HUDSON — Mayor Rick Rector on Friday vetoed a resolution by the Hudson Common Council that would authorize him to terminate the contract with the company hired to do the city’s revaluation.
Meanwhile, the Common Council President Thomas DePietro responded by saying there would be a vote to override the veto at a special meeting next week.
“After carefully reviewing the manner in which the resolution was presented, the content of the resolution itself, and the conclusions contained in it, I cannot support the resolution at this time,” the mayor wrote in his veto message to the Common Council.
The Hudson Common Council voted at its formal meeting Tuesday night to authorize the mayor to terminate the city’s contract with GAR Associates, the company heading the citywide revaluation process. The resolution was presented to the mayor Wednesday, a day after the Common Council vote.
The resolution was in reaction to the preliminary full-value assessments that were mailed to city property owners beginning March 1. Since then, some residents have reported double, and sometimes triple, increases to their real property assessments.
Some on the council, including 1st Ward Alderman Rob Bujan and 5th Ward Aldermen Eileen Halloran and Dominic Merante, were concerned about the legal consequences of the resolutions and abstained from voting. The final resolution was posted hours before the meeting. The rest of the Common Council members, including DePietro, voted in favor of the resolution.
“Specifically, it is my understanding that the resolution was created by unknown parties, and presented to members of the Common Council days before their formal meeting,” according to the veto message. “It is my further understanding that Resolution No. 11 was not reviewed by the Legal Committee as required by the Council’s own Rule of Order prior to being amended and adopted during the April 16, 2019 formal meeting.”
The mayor called for more time to investigate the allegations mentioned in the resolution to determine their accuracy and merit.

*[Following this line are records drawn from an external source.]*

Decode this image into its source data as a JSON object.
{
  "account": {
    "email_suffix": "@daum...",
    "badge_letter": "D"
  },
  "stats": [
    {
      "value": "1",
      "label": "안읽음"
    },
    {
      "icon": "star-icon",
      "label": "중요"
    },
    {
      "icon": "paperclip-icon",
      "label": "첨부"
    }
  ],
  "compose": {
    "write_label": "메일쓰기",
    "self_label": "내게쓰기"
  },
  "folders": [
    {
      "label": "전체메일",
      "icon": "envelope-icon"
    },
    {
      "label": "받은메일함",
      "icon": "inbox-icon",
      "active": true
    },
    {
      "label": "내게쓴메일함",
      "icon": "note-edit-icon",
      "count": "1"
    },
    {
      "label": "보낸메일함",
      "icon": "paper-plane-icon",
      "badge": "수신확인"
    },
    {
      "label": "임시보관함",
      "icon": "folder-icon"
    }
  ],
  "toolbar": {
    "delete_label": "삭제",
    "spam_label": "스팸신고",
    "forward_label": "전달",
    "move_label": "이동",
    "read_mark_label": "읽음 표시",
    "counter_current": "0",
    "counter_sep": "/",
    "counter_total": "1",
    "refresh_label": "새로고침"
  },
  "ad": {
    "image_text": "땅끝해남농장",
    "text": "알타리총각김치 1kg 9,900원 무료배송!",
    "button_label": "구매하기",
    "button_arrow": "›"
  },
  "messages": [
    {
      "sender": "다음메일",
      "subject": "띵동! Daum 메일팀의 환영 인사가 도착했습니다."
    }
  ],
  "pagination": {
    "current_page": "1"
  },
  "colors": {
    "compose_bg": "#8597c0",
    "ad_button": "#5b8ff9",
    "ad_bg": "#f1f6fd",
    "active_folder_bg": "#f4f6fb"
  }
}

Neither the mayor or the Common Council has the authority to set aside the assessment roll, according to the veto message. Rather, the assessor can demand that changes be made to the equalization rate through formulaic increases in property values or demand that the reassessment roll be set aside.
There are also recourses for those citizens who are concerned about their assessments, according to the message. A property owner aggrieved about an assessment made by an assessor has the legal right to seek and administrative review by filing a complaint with the city Board of Assessment Review.
“Fortunately, there is still time for the council to act,” DePietro said Friday. “At our forthcoming meeting on Wednesday, I anticipate a motion for a vote to override his veto. The mayor’s veto asserts that the city has no power to reject the assessment, but it does not distinguish between a preliminary assessment and the final assessment.”
An attorney will be present at the special meeting Wednesday at 5 p.m. in the Hudson Area Library, 51 N. Fifth St.
The meeting will determine the Common Council’s next step in relation to the citywide GAR revaluation in progress. The Common Council could then vote to override the mayor’s veto.
Once the final assessment is submitted, the Council can do nothing, DePietro said. But there is still time before that happens, he added.
“It’s unfortunate that at our last meeting, the council had to rely on the same attorney who was already advising the mayor on how to respond to citizen outrage,” DePietro said. “This hampered our understanding of this complex issue. The veto also suggests that the council lacked transparency in this matter. That’s clearly false — the council has listened to the people of Hudson and discussed the matter in the open. It’s the mayor who is hiding behind closed doors.”
To reach reporter Amanda Purcell, call 518-828-1616 ext. 2500, or send an email to firstname.lastname@example.org, or tweet to @amandajpurcell.